AIM OF THE TASK:
Could you work out how many lines of the material below hold "title"? Only the number is needed.

AVAILABLE DATA:
<<<<

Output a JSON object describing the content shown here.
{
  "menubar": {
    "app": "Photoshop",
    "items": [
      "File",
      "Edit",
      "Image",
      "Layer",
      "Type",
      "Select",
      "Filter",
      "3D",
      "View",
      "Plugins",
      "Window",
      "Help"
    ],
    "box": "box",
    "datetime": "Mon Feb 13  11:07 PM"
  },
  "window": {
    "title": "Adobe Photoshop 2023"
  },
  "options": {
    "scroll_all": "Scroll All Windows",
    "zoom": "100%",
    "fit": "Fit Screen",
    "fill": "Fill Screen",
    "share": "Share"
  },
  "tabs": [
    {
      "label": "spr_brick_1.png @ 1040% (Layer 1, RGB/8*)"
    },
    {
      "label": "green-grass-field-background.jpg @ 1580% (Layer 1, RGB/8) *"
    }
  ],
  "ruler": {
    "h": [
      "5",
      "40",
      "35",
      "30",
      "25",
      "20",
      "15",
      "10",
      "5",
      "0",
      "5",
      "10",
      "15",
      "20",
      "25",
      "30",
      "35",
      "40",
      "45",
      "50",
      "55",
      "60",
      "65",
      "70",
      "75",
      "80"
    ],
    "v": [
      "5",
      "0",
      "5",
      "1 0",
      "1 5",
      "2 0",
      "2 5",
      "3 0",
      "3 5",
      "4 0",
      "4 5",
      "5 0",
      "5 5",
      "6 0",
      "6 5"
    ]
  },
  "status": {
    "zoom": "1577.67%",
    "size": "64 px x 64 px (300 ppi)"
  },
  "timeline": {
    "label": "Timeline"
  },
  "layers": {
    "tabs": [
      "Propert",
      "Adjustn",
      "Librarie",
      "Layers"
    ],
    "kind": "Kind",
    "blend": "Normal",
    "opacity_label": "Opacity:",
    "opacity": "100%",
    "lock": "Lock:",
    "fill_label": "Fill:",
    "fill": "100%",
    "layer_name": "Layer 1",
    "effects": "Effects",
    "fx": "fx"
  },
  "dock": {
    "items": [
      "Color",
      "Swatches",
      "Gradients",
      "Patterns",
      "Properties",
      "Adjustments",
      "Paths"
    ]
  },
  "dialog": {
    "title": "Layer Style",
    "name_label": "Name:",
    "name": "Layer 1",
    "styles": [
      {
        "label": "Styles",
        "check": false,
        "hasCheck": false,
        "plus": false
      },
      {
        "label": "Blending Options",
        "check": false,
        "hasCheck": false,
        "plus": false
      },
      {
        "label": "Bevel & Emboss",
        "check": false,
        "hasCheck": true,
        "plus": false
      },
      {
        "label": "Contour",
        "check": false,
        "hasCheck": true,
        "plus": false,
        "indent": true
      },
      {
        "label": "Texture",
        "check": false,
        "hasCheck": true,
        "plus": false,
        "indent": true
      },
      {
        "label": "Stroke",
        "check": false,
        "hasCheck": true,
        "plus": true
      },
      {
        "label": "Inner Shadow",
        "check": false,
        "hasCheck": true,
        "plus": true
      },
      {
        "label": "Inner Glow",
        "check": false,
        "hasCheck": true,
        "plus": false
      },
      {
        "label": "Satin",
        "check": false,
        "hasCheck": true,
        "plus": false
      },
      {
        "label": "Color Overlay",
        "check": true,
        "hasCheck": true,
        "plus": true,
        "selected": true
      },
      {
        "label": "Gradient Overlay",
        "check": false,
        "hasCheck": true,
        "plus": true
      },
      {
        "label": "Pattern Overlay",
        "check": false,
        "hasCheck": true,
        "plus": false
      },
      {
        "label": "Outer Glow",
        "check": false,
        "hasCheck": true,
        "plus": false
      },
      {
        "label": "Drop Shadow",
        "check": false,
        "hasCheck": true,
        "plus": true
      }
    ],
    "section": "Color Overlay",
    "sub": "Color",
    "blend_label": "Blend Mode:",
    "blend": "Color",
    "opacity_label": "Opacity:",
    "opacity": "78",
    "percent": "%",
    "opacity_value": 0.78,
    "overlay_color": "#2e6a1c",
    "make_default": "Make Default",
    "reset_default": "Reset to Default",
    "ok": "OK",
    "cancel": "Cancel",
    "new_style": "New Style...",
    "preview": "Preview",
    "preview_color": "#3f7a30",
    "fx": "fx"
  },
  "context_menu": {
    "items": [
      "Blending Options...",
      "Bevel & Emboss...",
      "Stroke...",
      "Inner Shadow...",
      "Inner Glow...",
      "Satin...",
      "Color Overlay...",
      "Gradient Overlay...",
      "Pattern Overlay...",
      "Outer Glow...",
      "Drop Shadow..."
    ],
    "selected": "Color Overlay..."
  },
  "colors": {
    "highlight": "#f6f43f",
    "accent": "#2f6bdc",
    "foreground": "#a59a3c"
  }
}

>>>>

RESPONSE:
2